  • Resilience

    We understand resilience as the capacity to absorb, respond to, and recover from crises. In order to evaluate the degree to which a society is resilient it is important to compare its diversion from its initial state, and whether it is able to bounce back or improve. In an ideal case, a crisis serves as an opportunity to move to a post-crisis state that is more favorable than the pre-crisis state. Thus, measures of crucial indicators of wellbeing or stress provide an indication whether society recovers despite the impact of crises (see figure below). Critically, the resilience of any part of society depends on the complex interaction of the perceptions, preferences, and actions of societal actors, and we need to understand and explain the forces that affect these perceptions, preferences, and actions before and during a crisis. These forces can both (i) undermine resilience up to the point where a crisis is triggered and (ii) be amplified by a crisis which reinforces its effects on societal actors.

    The figure below shows different developments of a societal variable (ordinate) over time (abscissa). In all five scenarios, the societal variable initially is at a high level, and we assume that such a high level is desirable from the society’s perspective. When a crisis hits (blue box), the variable may not react at all (scenario 1) or in different ways as exemplified in scenarios 2–5. According to our definition of resilience, the societal variable shows resilience in scenarios 1, 2, and 3 where it either keeps or regains its pre-crisis level or even achieves a higher level post-crisis. In contrast, the societal variable is not resilient in scenarios 4 and 5 where it remains on a lower level or permanently deteriorates post-crisis.

Societal resilience in times of crises

Societal resilience has become a guiding principle for policy planning in Western democratic societies. However, recent events such as the COVID-19 pandemic or economic and political turmoil have underscored the lack of robust theoretical, methodological, and empirical knowledge to explain and improve societal resilience during times of crises. In response to this pressing need, the MCCR strives to investigate societal resilience in times of crises.

Investigating resilience of individuals and institutions

Given that societal resilience is determined by the resilience of its constituent elements on the micro level and their interactions, we will investigate the resilience of individuals in various domains of life as well as their complex interactions with each other and with institutions, public policies, and interventions designed to improve societal resilience.

The Mannheim Center for Crisis Research will develop and apply theory-guided empirical approaches to study

  1. the resilience of individuals regarding their health, work situation, and decision-making,
  2. their resilience as citizens in the context of political preferences, perceptions, and beliefs and their interactions with media and politicians, and
  3. the resilience of institutions and the effectiveness of public policies devised to improve societal resilience and their interactions with the resilience of individuals.

Dealing with the complexity of crisis effects

The investigation of the complex effects of crises on societal resilience requires multidisciplinary research and overcoming methodological challenges which result from the highly dynamic development and heterogenous effects of crises.
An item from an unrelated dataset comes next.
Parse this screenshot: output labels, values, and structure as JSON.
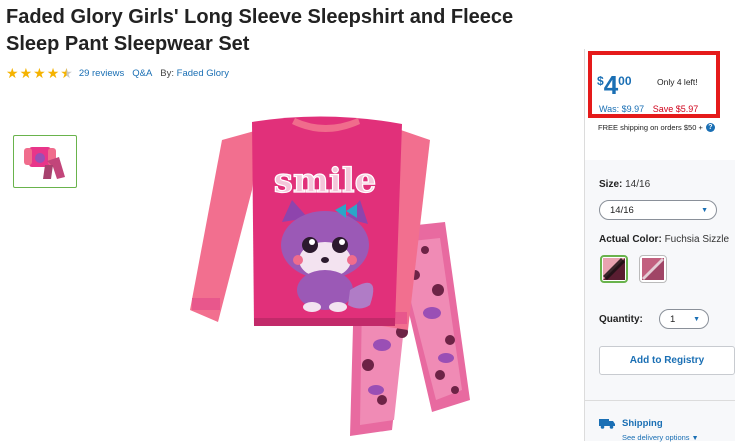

Drawing on the University of Mannheim's excellent economic and social science disciplines, researchers from different fields will collaborate to develop and apply innovative methods for more fine-grained and quicker causal analyses which are necessary to explain societal resilience in times of crises. To achieve this goal, the Mannheim Center for Crisis Research will implement innovative organizational measures that surmount communication barriers between disciplines and establish a common research platform.

Advancing evidence-based policymaking in crises

The research will focus on Germany, although some projects will examine specific aspects of societal resilience in the context of the European Union (EU) and non-EU countries. The Mannheim Center for Crisis Research will provide valuable explanations of societal resilience and advance evidence-based policymaking in times of crises.